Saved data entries
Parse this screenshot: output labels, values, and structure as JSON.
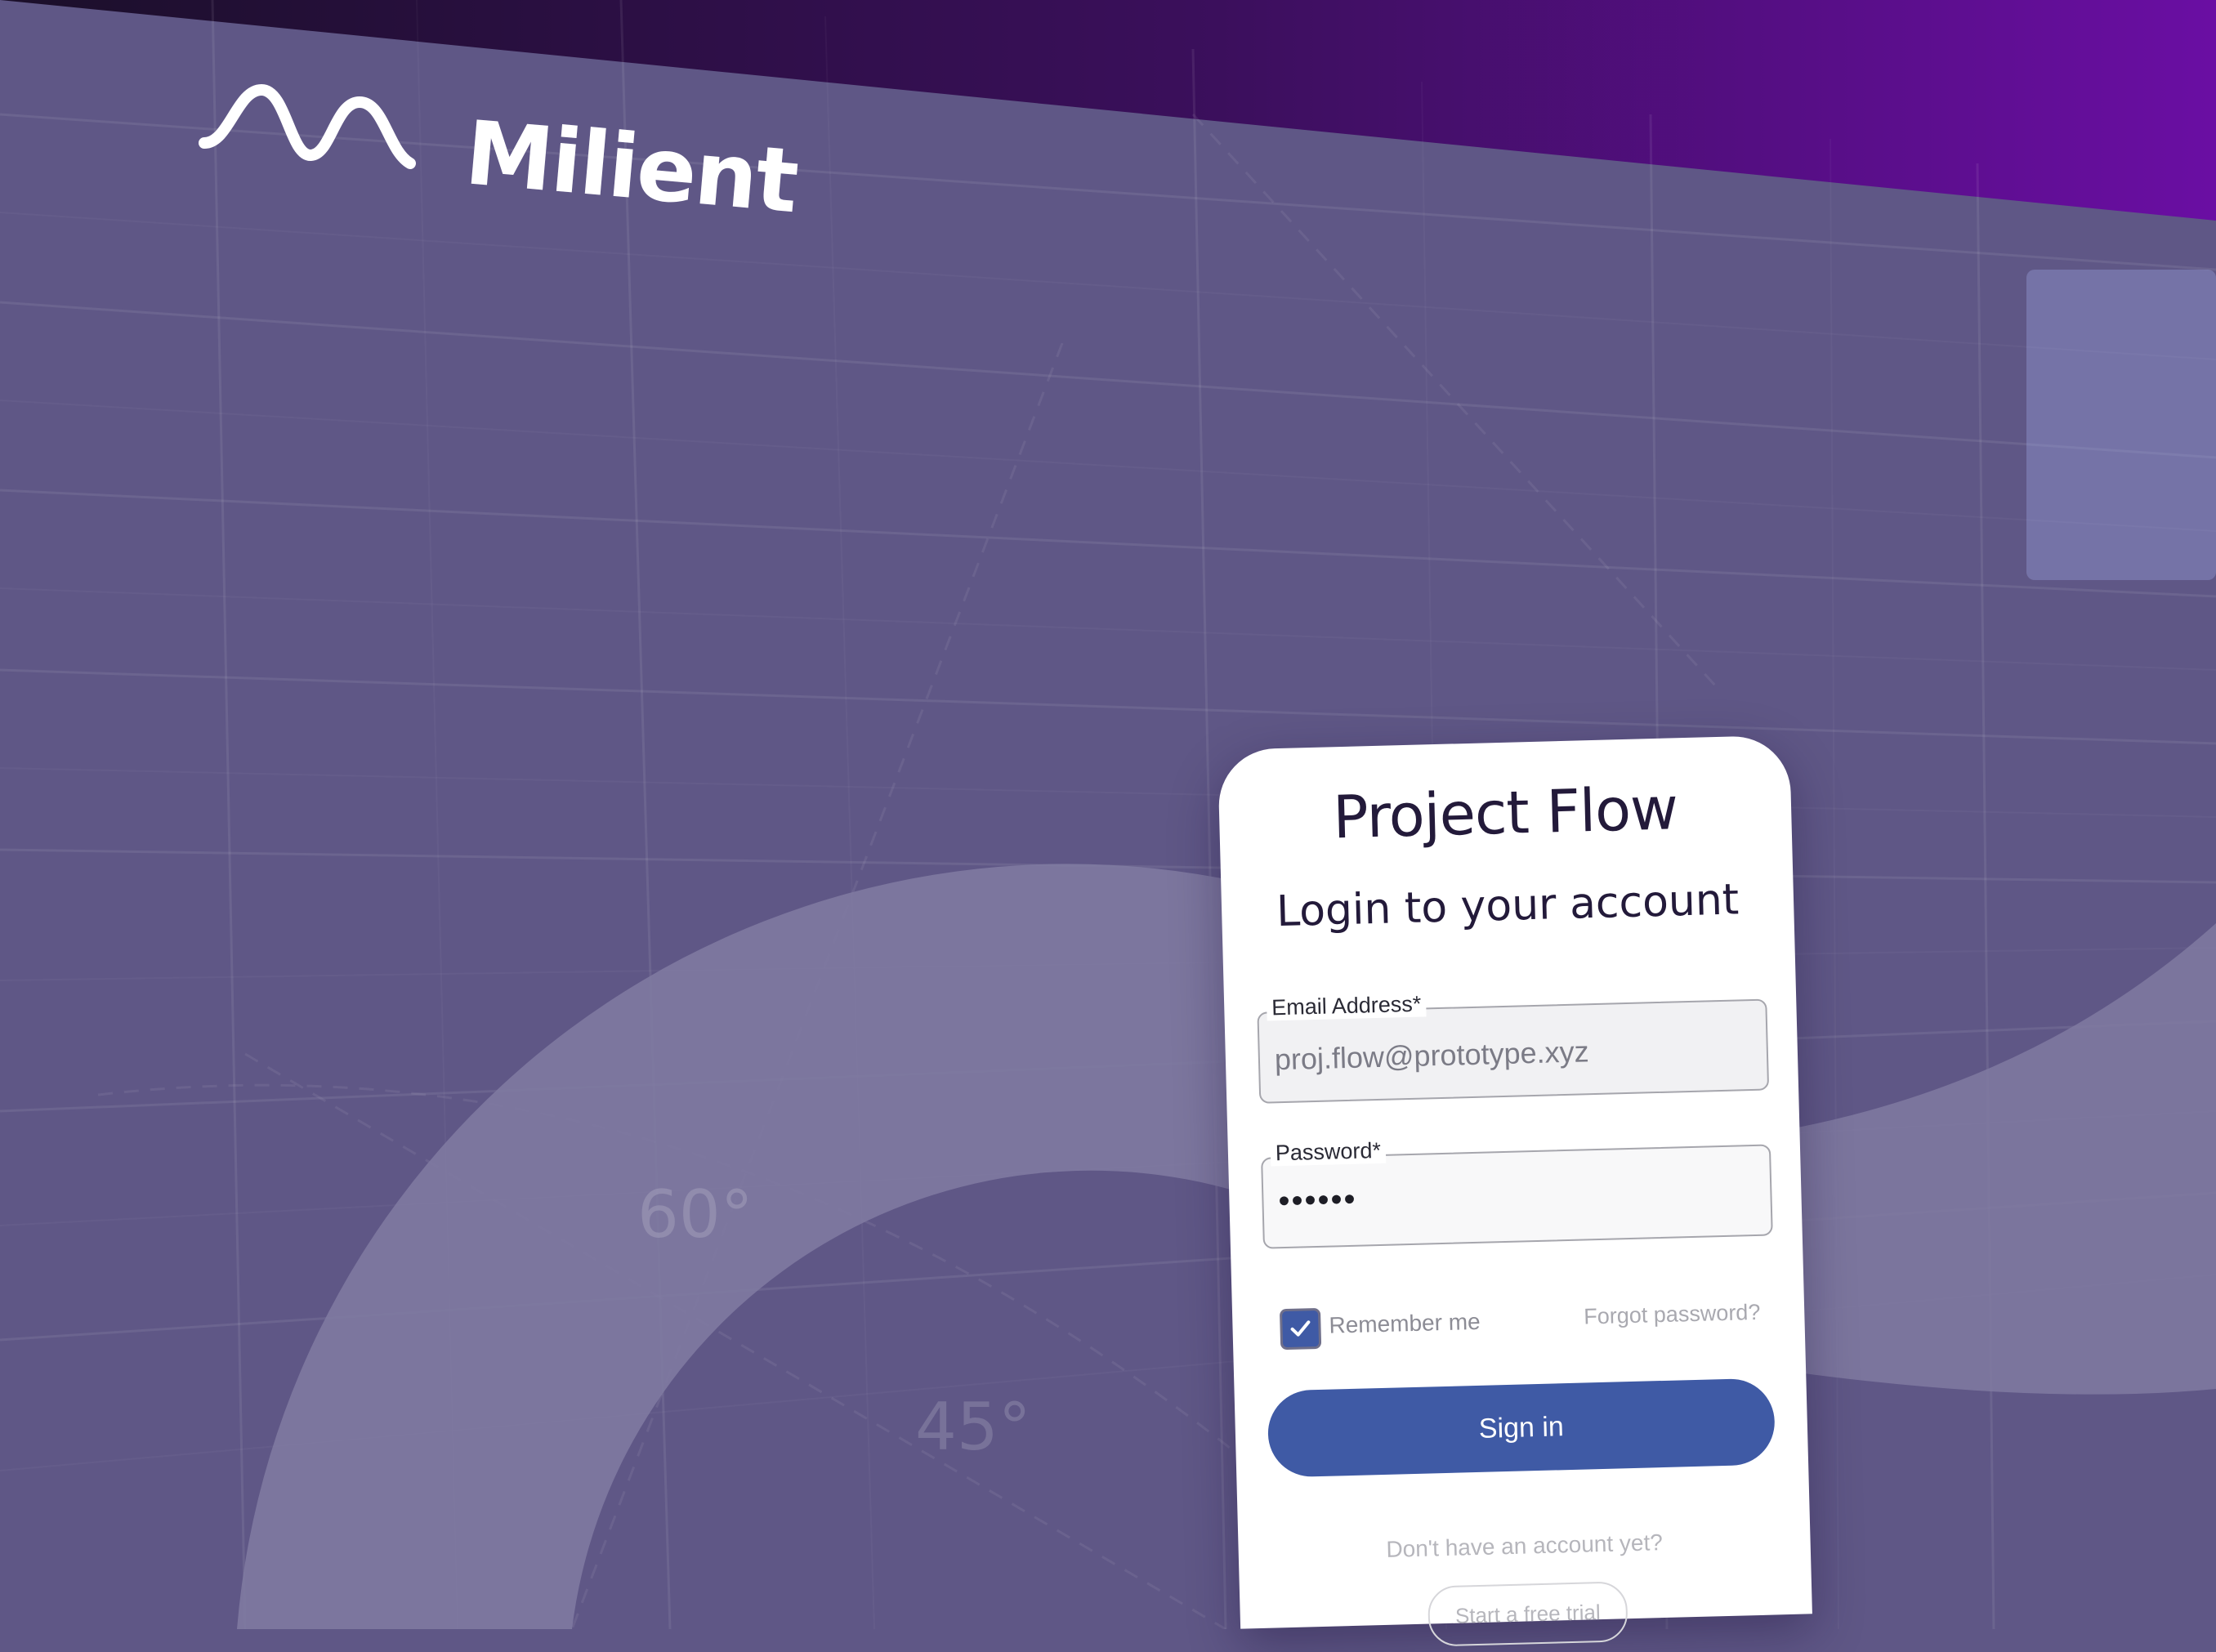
{
  "brand": {
    "name": "Milient"
  },
  "background": {
    "angle_labels": [
      "60°",
      "45°"
    ],
    "colors": {
      "canvas": "#5f5786",
      "ring": "#807aa1",
      "top_band_start": "#1b0f2a",
      "top_band_end": "#6a0ea3"
    }
  },
  "login": {
    "title": "Project Flow",
    "subtitle": "Login to your account",
    "email": {
      "label": "Email Address*",
      "value": "proj.flow@prototype.xyz"
    },
    "password": {
      "label": "Password*",
      "value": "••••••"
    },
    "remember_me": {
      "label": "Remember me",
      "checked": true
    },
    "forgot_password": "Forgot password?",
    "sign_in": "Sign in",
    "no_account": "Don't have an account yet?",
    "trial": "Start a free trial",
    "accent_color": "#3f5aa5"
  }
}
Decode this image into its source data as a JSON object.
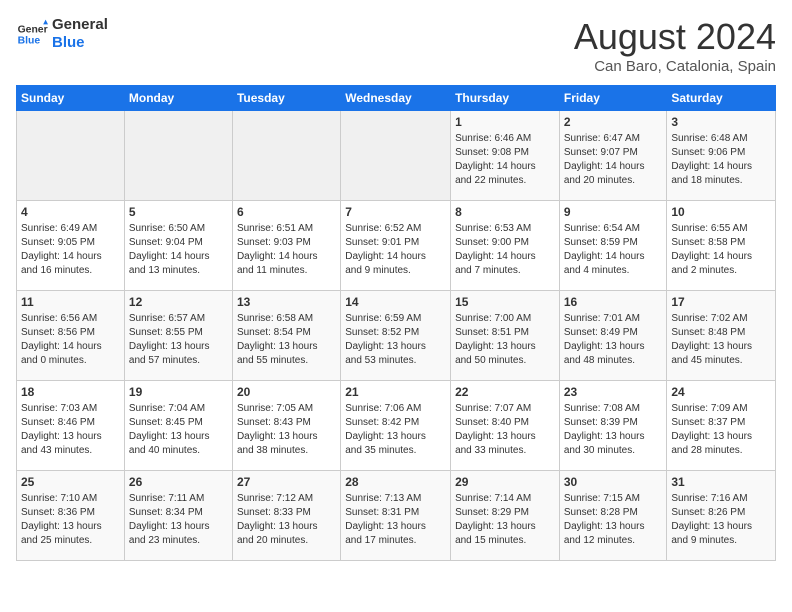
{
  "logo": {
    "line1": "General",
    "line2": "Blue"
  },
  "title": "August 2024",
  "subtitle": "Can Baro, Catalonia, Spain",
  "weekdays": [
    "Sunday",
    "Monday",
    "Tuesday",
    "Wednesday",
    "Thursday",
    "Friday",
    "Saturday"
  ],
  "weeks": [
    [
      {
        "day": "",
        "info": ""
      },
      {
        "day": "",
        "info": ""
      },
      {
        "day": "",
        "info": ""
      },
      {
        "day": "",
        "info": ""
      },
      {
        "day": "1",
        "info": "Sunrise: 6:46 AM\nSunset: 9:08 PM\nDaylight: 14 hours\nand 22 minutes."
      },
      {
        "day": "2",
        "info": "Sunrise: 6:47 AM\nSunset: 9:07 PM\nDaylight: 14 hours\nand 20 minutes."
      },
      {
        "day": "3",
        "info": "Sunrise: 6:48 AM\nSunset: 9:06 PM\nDaylight: 14 hours\nand 18 minutes."
      }
    ],
    [
      {
        "day": "4",
        "info": "Sunrise: 6:49 AM\nSunset: 9:05 PM\nDaylight: 14 hours\nand 16 minutes."
      },
      {
        "day": "5",
        "info": "Sunrise: 6:50 AM\nSunset: 9:04 PM\nDaylight: 14 hours\nand 13 minutes."
      },
      {
        "day": "6",
        "info": "Sunrise: 6:51 AM\nSunset: 9:03 PM\nDaylight: 14 hours\nand 11 minutes."
      },
      {
        "day": "7",
        "info": "Sunrise: 6:52 AM\nSunset: 9:01 PM\nDaylight: 14 hours\nand 9 minutes."
      },
      {
        "day": "8",
        "info": "Sunrise: 6:53 AM\nSunset: 9:00 PM\nDaylight: 14 hours\nand 7 minutes."
      },
      {
        "day": "9",
        "info": "Sunrise: 6:54 AM\nSunset: 8:59 PM\nDaylight: 14 hours\nand 4 minutes."
      },
      {
        "day": "10",
        "info": "Sunrise: 6:55 AM\nSunset: 8:58 PM\nDaylight: 14 hours\nand 2 minutes."
      }
    ],
    [
      {
        "day": "11",
        "info": "Sunrise: 6:56 AM\nSunset: 8:56 PM\nDaylight: 14 hours\nand 0 minutes."
      },
      {
        "day": "12",
        "info": "Sunrise: 6:57 AM\nSunset: 8:55 PM\nDaylight: 13 hours\nand 57 minutes."
      },
      {
        "day": "13",
        "info": "Sunrise: 6:58 AM\nSunset: 8:54 PM\nDaylight: 13 hours\nand 55 minutes."
      },
      {
        "day": "14",
        "info": "Sunrise: 6:59 AM\nSunset: 8:52 PM\nDaylight: 13 hours\nand 53 minutes."
      },
      {
        "day": "15",
        "info": "Sunrise: 7:00 AM\nSunset: 8:51 PM\nDaylight: 13 hours\nand 50 minutes."
      },
      {
        "day": "16",
        "info": "Sunrise: 7:01 AM\nSunset: 8:49 PM\nDaylight: 13 hours\nand 48 minutes."
      },
      {
        "day": "17",
        "info": "Sunrise: 7:02 AM\nSunset: 8:48 PM\nDaylight: 13 hours\nand 45 minutes."
      }
    ],
    [
      {
        "day": "18",
        "info": "Sunrise: 7:03 AM\nSunset: 8:46 PM\nDaylight: 13 hours\nand 43 minutes."
      },
      {
        "day": "19",
        "info": "Sunrise: 7:04 AM\nSunset: 8:45 PM\nDaylight: 13 hours\nand 40 minutes."
      },
      {
        "day": "20",
        "info": "Sunrise: 7:05 AM\nSunset: 8:43 PM\nDaylight: 13 hours\nand 38 minutes."
      },
      {
        "day": "21",
        "info": "Sunrise: 7:06 AM\nSunset: 8:42 PM\nDaylight: 13 hours\nand 35 minutes."
      },
      {
        "day": "22",
        "info": "Sunrise: 7:07 AM\nSunset: 8:40 PM\nDaylight: 13 hours\nand 33 minutes."
      },
      {
        "day": "23",
        "info": "Sunrise: 7:08 AM\nSunset: 8:39 PM\nDaylight: 13 hours\nand 30 minutes."
      },
      {
        "day": "24",
        "info": "Sunrise: 7:09 AM\nSunset: 8:37 PM\nDaylight: 13 hours\nand 28 minutes."
      }
    ],
    [
      {
        "day": "25",
        "info": "Sunrise: 7:10 AM\nSunset: 8:36 PM\nDaylight: 13 hours\nand 25 minutes."
      },
      {
        "day": "26",
        "info": "Sunrise: 7:11 AM\nSunset: 8:34 PM\nDaylight: 13 hours\nand 23 minutes."
      },
      {
        "day": "27",
        "info": "Sunrise: 7:12 AM\nSunset: 8:33 PM\nDaylight: 13 hours\nand 20 minutes."
      },
      {
        "day": "28",
        "info": "Sunrise: 7:13 AM\nSunset: 8:31 PM\nDaylight: 13 hours\nand 17 minutes."
      },
      {
        "day": "29",
        "info": "Sunrise: 7:14 AM\nSunset: 8:29 PM\nDaylight: 13 hours\nand 15 minutes."
      },
      {
        "day": "30",
        "info": "Sunrise: 7:15 AM\nSunset: 8:28 PM\nDaylight: 13 hours\nand 12 minutes."
      },
      {
        "day": "31",
        "info": "Sunrise: 7:16 AM\nSunset: 8:26 PM\nDaylight: 13 hours\nand 9 minutes."
      }
    ]
  ]
}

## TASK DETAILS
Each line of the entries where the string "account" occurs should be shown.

## TASK RESPONSE
    "subtitle": "Login to your account",
    "no_account": "Don't have an account yet?",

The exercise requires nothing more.